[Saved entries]

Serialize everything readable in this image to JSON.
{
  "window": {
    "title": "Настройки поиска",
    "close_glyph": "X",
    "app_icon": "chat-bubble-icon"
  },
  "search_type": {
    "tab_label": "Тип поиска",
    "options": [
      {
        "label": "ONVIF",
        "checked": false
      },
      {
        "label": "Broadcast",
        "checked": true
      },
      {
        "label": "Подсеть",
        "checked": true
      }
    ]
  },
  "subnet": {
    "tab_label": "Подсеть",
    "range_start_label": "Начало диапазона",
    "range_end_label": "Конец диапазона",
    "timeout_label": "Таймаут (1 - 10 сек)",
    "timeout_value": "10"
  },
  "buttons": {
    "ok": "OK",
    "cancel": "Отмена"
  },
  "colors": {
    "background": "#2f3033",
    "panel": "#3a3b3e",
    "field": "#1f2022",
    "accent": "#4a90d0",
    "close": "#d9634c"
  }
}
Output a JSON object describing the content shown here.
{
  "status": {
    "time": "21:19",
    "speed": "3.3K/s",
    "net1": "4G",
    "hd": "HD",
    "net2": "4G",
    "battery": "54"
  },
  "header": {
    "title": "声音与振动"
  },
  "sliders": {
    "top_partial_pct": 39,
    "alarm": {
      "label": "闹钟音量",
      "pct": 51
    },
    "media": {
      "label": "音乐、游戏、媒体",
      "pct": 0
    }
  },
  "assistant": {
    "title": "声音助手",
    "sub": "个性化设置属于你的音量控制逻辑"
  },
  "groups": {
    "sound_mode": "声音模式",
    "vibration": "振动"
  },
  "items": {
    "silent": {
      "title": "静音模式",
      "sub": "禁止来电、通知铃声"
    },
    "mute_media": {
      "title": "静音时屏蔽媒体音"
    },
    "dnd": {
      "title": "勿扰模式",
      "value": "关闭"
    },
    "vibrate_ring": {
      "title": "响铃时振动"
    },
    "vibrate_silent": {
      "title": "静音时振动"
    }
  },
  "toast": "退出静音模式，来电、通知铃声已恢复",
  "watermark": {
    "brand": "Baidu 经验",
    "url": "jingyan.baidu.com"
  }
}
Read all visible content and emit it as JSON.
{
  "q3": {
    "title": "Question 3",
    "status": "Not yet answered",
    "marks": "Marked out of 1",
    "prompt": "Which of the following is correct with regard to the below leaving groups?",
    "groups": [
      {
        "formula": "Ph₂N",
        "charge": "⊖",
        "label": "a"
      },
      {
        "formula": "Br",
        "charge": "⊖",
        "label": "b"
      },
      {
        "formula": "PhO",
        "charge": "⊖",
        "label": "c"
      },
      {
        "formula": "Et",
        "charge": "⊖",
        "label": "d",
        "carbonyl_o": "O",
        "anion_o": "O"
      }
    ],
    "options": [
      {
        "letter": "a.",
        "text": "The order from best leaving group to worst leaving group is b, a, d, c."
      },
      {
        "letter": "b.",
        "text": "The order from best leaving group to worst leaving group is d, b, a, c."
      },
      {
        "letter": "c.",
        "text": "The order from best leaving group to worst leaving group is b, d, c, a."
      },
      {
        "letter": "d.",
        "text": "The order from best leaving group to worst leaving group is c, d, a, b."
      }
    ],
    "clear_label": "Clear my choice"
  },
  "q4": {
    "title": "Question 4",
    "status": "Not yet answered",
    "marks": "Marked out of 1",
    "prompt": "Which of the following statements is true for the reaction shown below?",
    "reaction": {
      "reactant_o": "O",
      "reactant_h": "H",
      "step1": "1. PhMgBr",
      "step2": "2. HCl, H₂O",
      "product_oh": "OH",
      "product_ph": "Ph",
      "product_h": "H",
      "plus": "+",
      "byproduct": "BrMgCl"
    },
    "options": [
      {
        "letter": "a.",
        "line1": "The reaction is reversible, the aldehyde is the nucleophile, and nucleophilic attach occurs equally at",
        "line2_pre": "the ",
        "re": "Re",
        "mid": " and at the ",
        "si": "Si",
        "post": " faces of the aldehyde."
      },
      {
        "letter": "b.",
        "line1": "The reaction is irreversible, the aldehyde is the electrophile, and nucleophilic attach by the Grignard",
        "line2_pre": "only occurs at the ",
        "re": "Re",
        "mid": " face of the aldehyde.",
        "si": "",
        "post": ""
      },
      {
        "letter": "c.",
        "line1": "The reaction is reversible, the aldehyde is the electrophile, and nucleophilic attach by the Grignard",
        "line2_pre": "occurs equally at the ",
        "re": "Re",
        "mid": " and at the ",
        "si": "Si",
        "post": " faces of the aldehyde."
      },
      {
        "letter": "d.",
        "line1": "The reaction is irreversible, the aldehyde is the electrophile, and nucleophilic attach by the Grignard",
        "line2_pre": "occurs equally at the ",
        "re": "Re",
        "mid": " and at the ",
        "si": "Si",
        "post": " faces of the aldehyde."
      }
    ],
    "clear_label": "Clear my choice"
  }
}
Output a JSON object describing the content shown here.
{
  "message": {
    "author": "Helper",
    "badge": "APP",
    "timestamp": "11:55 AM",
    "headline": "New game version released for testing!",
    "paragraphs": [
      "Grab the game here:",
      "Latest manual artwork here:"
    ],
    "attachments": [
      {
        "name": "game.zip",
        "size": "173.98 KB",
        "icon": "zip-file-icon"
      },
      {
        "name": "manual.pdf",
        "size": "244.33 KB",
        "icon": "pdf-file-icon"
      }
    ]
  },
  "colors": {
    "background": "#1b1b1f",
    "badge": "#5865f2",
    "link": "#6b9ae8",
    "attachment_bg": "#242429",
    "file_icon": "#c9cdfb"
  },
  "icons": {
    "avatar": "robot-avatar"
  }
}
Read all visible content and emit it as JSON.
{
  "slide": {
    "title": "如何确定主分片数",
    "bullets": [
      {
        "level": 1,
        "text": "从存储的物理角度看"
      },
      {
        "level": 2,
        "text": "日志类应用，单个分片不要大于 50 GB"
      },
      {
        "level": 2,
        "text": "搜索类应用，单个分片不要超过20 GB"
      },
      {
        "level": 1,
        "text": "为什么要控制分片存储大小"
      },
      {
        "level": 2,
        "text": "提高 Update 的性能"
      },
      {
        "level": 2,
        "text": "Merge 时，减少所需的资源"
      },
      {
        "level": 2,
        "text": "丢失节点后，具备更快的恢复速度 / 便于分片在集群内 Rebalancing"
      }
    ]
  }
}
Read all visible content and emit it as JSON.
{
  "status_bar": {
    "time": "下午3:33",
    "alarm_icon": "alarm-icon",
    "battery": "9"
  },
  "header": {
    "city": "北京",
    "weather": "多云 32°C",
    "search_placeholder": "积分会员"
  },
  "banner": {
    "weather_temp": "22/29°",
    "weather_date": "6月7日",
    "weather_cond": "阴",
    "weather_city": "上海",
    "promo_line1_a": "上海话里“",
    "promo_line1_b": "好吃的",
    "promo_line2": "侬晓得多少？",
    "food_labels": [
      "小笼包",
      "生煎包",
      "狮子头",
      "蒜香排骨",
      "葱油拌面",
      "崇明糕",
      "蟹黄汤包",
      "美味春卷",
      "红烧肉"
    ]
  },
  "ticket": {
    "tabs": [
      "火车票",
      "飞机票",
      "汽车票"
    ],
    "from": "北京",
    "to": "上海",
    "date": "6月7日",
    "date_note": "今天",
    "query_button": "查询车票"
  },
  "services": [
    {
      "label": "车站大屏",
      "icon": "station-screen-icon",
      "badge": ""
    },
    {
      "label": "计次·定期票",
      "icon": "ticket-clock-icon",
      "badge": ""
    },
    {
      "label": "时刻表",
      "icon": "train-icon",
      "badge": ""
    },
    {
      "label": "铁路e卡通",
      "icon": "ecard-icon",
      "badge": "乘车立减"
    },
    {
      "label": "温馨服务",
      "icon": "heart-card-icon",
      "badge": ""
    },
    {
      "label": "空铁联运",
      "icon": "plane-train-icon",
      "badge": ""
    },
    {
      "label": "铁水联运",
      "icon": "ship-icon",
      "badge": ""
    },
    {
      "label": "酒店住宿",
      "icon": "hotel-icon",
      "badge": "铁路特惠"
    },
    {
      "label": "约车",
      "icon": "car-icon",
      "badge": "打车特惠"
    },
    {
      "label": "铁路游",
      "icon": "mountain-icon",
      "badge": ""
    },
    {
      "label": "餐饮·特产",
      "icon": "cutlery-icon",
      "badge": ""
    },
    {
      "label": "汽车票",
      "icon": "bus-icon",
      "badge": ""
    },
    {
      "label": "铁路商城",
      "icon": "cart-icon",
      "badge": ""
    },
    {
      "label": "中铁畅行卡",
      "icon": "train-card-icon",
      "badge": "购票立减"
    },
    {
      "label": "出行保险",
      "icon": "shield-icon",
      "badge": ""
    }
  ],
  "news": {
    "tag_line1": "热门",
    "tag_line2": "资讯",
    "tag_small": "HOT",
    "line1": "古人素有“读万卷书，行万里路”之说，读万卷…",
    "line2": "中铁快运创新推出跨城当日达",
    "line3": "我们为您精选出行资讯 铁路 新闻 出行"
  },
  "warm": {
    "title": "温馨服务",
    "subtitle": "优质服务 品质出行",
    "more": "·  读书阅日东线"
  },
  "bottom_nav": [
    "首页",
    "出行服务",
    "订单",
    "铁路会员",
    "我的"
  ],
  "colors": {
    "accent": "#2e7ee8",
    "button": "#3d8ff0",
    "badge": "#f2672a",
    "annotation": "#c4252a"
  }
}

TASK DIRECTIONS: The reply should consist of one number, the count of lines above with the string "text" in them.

EXPECTED ANSWER: 11